WHAT TO DO
What lines in the records below include the word "with"? Return each one.

Interface dataset entries
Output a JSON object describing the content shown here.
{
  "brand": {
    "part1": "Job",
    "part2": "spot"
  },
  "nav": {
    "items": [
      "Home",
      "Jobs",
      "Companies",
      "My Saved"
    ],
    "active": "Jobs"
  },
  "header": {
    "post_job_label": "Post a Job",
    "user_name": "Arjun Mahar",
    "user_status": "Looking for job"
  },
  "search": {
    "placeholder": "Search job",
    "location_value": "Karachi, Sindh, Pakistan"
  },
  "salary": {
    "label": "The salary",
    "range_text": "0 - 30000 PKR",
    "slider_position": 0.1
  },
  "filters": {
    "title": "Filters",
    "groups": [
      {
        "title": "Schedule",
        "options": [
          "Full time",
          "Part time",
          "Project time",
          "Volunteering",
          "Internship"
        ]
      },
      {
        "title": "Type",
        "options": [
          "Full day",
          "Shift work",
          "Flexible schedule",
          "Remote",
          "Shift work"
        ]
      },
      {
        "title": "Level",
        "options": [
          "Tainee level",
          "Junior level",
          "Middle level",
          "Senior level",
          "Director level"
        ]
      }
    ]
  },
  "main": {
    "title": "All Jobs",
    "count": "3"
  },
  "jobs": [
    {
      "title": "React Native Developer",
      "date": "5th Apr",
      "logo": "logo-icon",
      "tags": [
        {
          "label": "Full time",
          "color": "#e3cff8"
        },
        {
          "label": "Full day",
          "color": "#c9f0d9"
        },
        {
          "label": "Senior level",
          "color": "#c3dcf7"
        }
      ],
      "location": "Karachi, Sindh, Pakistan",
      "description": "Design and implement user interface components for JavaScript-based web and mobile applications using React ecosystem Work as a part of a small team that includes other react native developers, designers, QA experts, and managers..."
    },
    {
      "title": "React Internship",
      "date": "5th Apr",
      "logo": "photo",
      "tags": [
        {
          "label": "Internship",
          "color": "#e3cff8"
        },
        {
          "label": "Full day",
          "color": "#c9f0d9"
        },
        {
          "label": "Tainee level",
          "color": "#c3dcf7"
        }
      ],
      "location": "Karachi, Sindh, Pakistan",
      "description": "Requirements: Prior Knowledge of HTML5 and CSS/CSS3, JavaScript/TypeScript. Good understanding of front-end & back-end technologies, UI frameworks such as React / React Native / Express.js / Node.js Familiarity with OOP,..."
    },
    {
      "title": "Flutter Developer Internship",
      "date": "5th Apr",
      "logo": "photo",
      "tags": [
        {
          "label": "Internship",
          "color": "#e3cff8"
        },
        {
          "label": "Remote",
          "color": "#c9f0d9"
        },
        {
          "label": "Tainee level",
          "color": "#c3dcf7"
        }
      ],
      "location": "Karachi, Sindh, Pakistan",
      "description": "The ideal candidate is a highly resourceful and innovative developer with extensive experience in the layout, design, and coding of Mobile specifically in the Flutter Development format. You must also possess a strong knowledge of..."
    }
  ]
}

ANSWER BOX
      "description": "Requirements: Prior Knowledge of HTML5 and CSS/CSS3, JavaScript/TypeScript. Good understanding of front-end & back-end technologies, UI frameworks such as React / React Native / Express.js / Node.js Familiarity with OOP,..."
      "description": "The ideal candidate is a highly resourceful and innovative developer with extensive experience in the layout, design, and coding of Mobile specifically in the Flutter Development format. You must also possess a strong knowledge of..."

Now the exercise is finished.